* _Directions_
Make an exact copy of each entry, leaving out every picture.

Top of Data under study

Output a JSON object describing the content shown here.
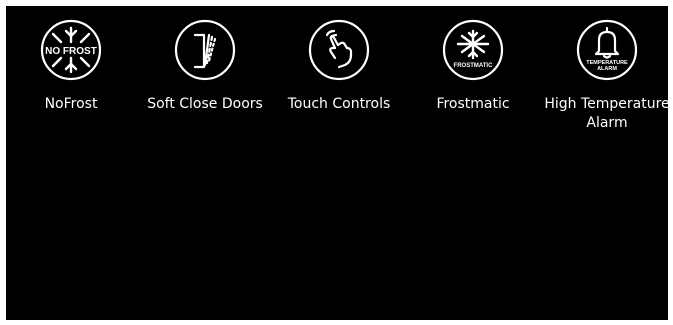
{
  "colors": {
    "background": "#000000",
    "foreground": "#ffffff"
  },
  "features": [
    {
      "label": "NoFrost",
      "icon": "nofrost-snowflake-icon",
      "badge": "NO FROST"
    },
    {
      "label": "Soft Close Doors",
      "icon": "soft-close-door-icon"
    },
    {
      "label": "Touch Controls",
      "icon": "touch-hand-icon"
    },
    {
      "label": "Frostmatic",
      "icon": "frostmatic-snowflake-icon",
      "badge": "FROSTMATIC"
    },
    {
      "label": "High Temperature\nAlarm",
      "icon": "bell-alarm-icon",
      "badge_line1": "TEMPERATURE",
      "badge_line2": "ALARM"
    }
  ]
}
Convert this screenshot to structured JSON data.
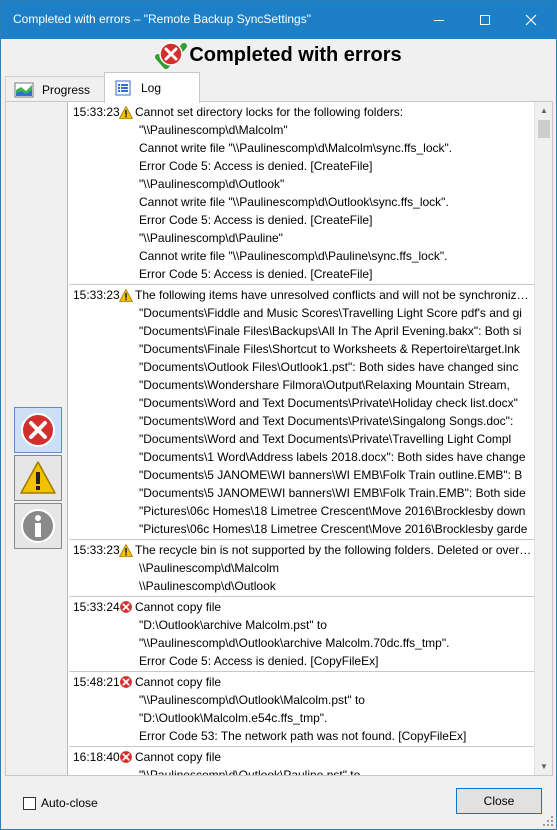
{
  "window": {
    "title": "Completed with errors – \"Remote Backup SyncSettings\"",
    "minimize": "minimize",
    "maximize": "maximize",
    "close": "close"
  },
  "header": {
    "title": "Completed with errors",
    "icon": "error-overlay-icon"
  },
  "tabs": [
    {
      "label": "Progress",
      "icon": "progress-chart-icon",
      "active": false
    },
    {
      "label": "Log",
      "icon": "log-list-icon",
      "active": true
    }
  ],
  "filters": [
    {
      "name": "errors",
      "icon": "error-icon",
      "selected": true
    },
    {
      "name": "warnings",
      "icon": "warning-icon",
      "selected": true
    },
    {
      "name": "info",
      "icon": "info-icon",
      "selected": false
    }
  ],
  "log": [
    {
      "time": "15:33:23",
      "level": "warning",
      "lines": [
        "Cannot set directory locks for the following folders:",
        "\"\\\\Paulinescomp\\d\\Malcolm\"",
        "Cannot write file \"\\\\Paulinescomp\\d\\Malcolm\\sync.ffs_lock\".",
        "Error Code 5: Access is denied. [CreateFile]",
        "\"\\\\Paulinescomp\\d\\Outlook\"",
        "Cannot write file \"\\\\Paulinescomp\\d\\Outlook\\sync.ffs_lock\".",
        "Error Code 5: Access is denied. [CreateFile]",
        "\"\\\\Paulinescomp\\d\\Pauline\"",
        "Cannot write file \"\\\\Paulinescomp\\d\\Pauline\\sync.ffs_lock\".",
        "Error Code 5: Access is denied. [CreateFile]"
      ]
    },
    {
      "time": "15:33:23",
      "level": "warning",
      "lines": [
        "The following items have unresolved conflicts and will not be synchronized:",
        "\"Documents\\Fiddle and Music Scores\\Travelling Light Score pdf's and gi",
        "\"Documents\\Finale Files\\Backups\\All In The April Evening.bakx\": Both si",
        "\"Documents\\Finale Files\\Shortcut to Worksheets & Repertoire\\target.lnk",
        "\"Documents\\Outlook Files\\Outlook1.pst\": Both sides have changed sinc",
        "\"Documents\\Wondershare Filmora\\Output\\Relaxing Mountain Stream,",
        "\"Documents\\Word and Text Documents\\Private\\Holiday check list.docx\"",
        "\"Documents\\Word and Text Documents\\Private\\Singalong Songs.doc\":",
        "\"Documents\\Word and Text Documents\\Private\\Travelling Light Compl",
        "\"Documents\\1 Word\\Address labels 2018.docx\": Both sides have change",
        "\"Documents\\5 JANOME\\WI banners\\WI EMB\\Folk Train outline.EMB\": B",
        "\"Documents\\5 JANOME\\WI banners\\WI EMB\\Folk Train.EMB\": Both side",
        "\"Pictures\\06c Homes\\18 Limetree Crescent\\Move 2016\\Brocklesby down",
        "\"Pictures\\06c Homes\\18 Limetree Crescent\\Move 2016\\Brocklesby garde"
      ]
    },
    {
      "time": "15:33:23",
      "level": "warning",
      "lines": [
        "The recycle bin is not supported by the following folders. Deleted or overwritten",
        "\\\\Paulinescomp\\d\\Malcolm",
        "\\\\Paulinescomp\\d\\Outlook"
      ]
    },
    {
      "time": "15:33:24",
      "level": "error",
      "lines": [
        "Cannot copy file",
        "\"D:\\Outlook\\archive Malcolm.pst\" to",
        "\"\\\\Paulinescomp\\d\\Outlook\\archive Malcolm.70dc.ffs_tmp\".",
        "Error Code 5: Access is denied. [CopyFileEx]"
      ]
    },
    {
      "time": "15:48:21",
      "level": "error",
      "lines": [
        "Cannot copy file",
        "\"\\\\Paulinescomp\\d\\Outlook\\Malcolm.pst\" to",
        "\"D:\\Outlook\\Malcolm.e54c.ffs_tmp\".",
        "Error Code 53: The network path was not found. [CopyFileEx]"
      ]
    },
    {
      "time": "16:18:40",
      "level": "error",
      "lines": [
        "Cannot copy file",
        "\"\\\\Paulinescomp\\d\\Outlook\\Pauline.pst\" to"
      ]
    }
  ],
  "footer": {
    "autoclose_label": "Auto-close",
    "autoclose_checked": false,
    "close_label": "Close"
  },
  "colors": {
    "titlebar": "#1d7fc6",
    "error": "#d32f2f",
    "warning": "#f2c200",
    "accent": "#0078d7"
  }
}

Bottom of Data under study

* _Answer_
Output a JSON object describing the content shown here.
{
  "colors": {
    "background": "#000000",
    "foreground": "#ffffff"
  },
  "features": [
    {
      "label": "NoFrost",
      "icon": "nofrost-snowflake-icon",
      "badge": "NO FROST"
    },
    {
      "label": "Soft Close Doors",
      "icon": "soft-close-door-icon"
    },
    {
      "label": "Touch Controls",
      "icon": "touch-hand-icon"
    },
    {
      "label": "Frostmatic",
      "icon": "frostmatic-snowflake-icon",
      "badge": "FROSTMATIC"
    },
    {
      "label": "High Temperature\nAlarm",
      "icon": "bell-alarm-icon",
      "badge_line1": "TEMPERATURE",
      "badge_line2": "ALARM"
    }
  ]
}
Convert this screenshot to structured JSON data.
{
  "window": {
    "title": "Completed with errors – \"Remote Backup SyncSettings\"",
    "minimize": "minimize",
    "maximize": "maximize",
    "close": "close"
  },
  "header": {
    "title": "Completed with errors",
    "icon": "error-overlay-icon"
  },
  "tabs": [
    {
      "label": "Progress",
      "icon": "progress-chart-icon",
      "active": false
    },
    {
      "label": "Log",
      "icon": "log-list-icon",
      "active": true
    }
  ],
  "filters": [
    {
      "name": "errors",
      "icon": "error-icon",
      "selected": true
    },
    {
      "name": "warnings",
      "icon": "warning-icon",
      "selected": true
    },
    {
      "name": "info",
      "icon": "info-icon",
      "selected": false
    }
  ],
  "log": [
    {
      "time": "15:33:23",
      "level": "warning",
      "lines": [
        "Cannot set directory locks for the following folders:",
        "\"\\\\Paulinescomp\\d\\Malcolm\"",
        "Cannot write file \"\\\\Paulinescomp\\d\\Malcolm\\sync.ffs_lock\".",
        "Error Code 5: Access is denied. [CreateFile]",
        "\"\\\\Paulinescomp\\d\\Outlook\"",
        "Cannot write file \"\\\\Paulinescomp\\d\\Outlook\\sync.ffs_lock\".",
        "Error Code 5: Access is denied. [CreateFile]",
        "\"\\\\Paulinescomp\\d\\Pauline\"",
        "Cannot write file \"\\\\Paulinescomp\\d\\Pauline\\sync.ffs_lock\".",
        "Error Code 5: Access is denied. [CreateFile]"
      ]
    },
    {
      "time": "15:33:23",
      "level": "warning",
      "lines": [
        "The following items have unresolved conflicts and will not be synchronized:",
        "\"Documents\\Fiddle and Music Scores\\Travelling Light Score pdf's and gi",
        "\"Documents\\Finale Files\\Backups\\All In The April Evening.bakx\": Both si",
        "\"Documents\\Finale Files\\Shortcut to Worksheets & Repertoire\\target.lnk",
        "\"Documents\\Outlook Files\\Outlook1.pst\": Both sides have changed sinc",
        "\"Documents\\Wondershare Filmora\\Output\\Relaxing Mountain Stream,",
        "\"Documents\\Word and Text Documents\\Private\\Holiday check list.docx\"",
        "\"Documents\\Word and Text Documents\\Private\\Singalong Songs.doc\":",
        "\"Documents\\Word and Text Documents\\Private\\Travelling Light Compl",
        "\"Documents\\1 Word\\Address labels 2018.docx\": Both sides have change",
        "\"Documents\\5 JANOME\\WI banners\\WI EMB\\Folk Train outline.EMB\": B",
        "\"Documents\\5 JANOME\\WI banners\\WI EMB\\Folk Train.EMB\": Both side",
        "\"Pictures\\06c Homes\\18 Limetree Crescent\\Move 2016\\Brocklesby down",
        "\"Pictures\\06c Homes\\18 Limetree Crescent\\Move 2016\\Brocklesby garde"
      ]
    },
    {
      "time": "15:33:23",
      "level": "warning",
      "lines": [
        "The recycle bin is not supported by the following folders. Deleted or overwritten",
        "\\\\Paulinescomp\\d\\Malcolm",
        "\\\\Paulinescomp\\d\\Outlook"
      ]
    },
    {
      "time": "15:33:24",
      "level": "error",
      "lines": [
        "Cannot copy file",
        "\"D:\\Outlook\\archive Malcolm.pst\" to",
        "\"\\\\Paulinescomp\\d\\Outlook\\archive Malcolm.70dc.ffs_tmp\".",
        "Error Code 5: Access is denied. [CopyFileEx]"
      ]
    },
    {
      "time": "15:48:21",
      "level": "error",
      "lines": [
        "Cannot copy file",
        "\"\\\\Paulinescomp\\d\\Outlook\\Malcolm.pst\" to",
        "\"D:\\Outlook\\Malcolm.e54c.ffs_tmp\".",
        "Error Code 53: The network path was not found. [CopyFileEx]"
      ]
    },
    {
      "time": "16:18:40",
      "level": "error",
      "lines": [
        "Cannot copy file",
        "\"\\\\Paulinescomp\\d\\Outlook\\Pauline.pst\" to"
      ]
    }
  ],
  "footer": {
    "autoclose_label": "Auto-close",
    "autoclose_checked": false,
    "close_label": "Close"
  },
  "colors": {
    "titlebar": "#1d7fc6",
    "error": "#d32f2f",
    "warning": "#f2c200",
    "accent": "#0078d7"
  }
}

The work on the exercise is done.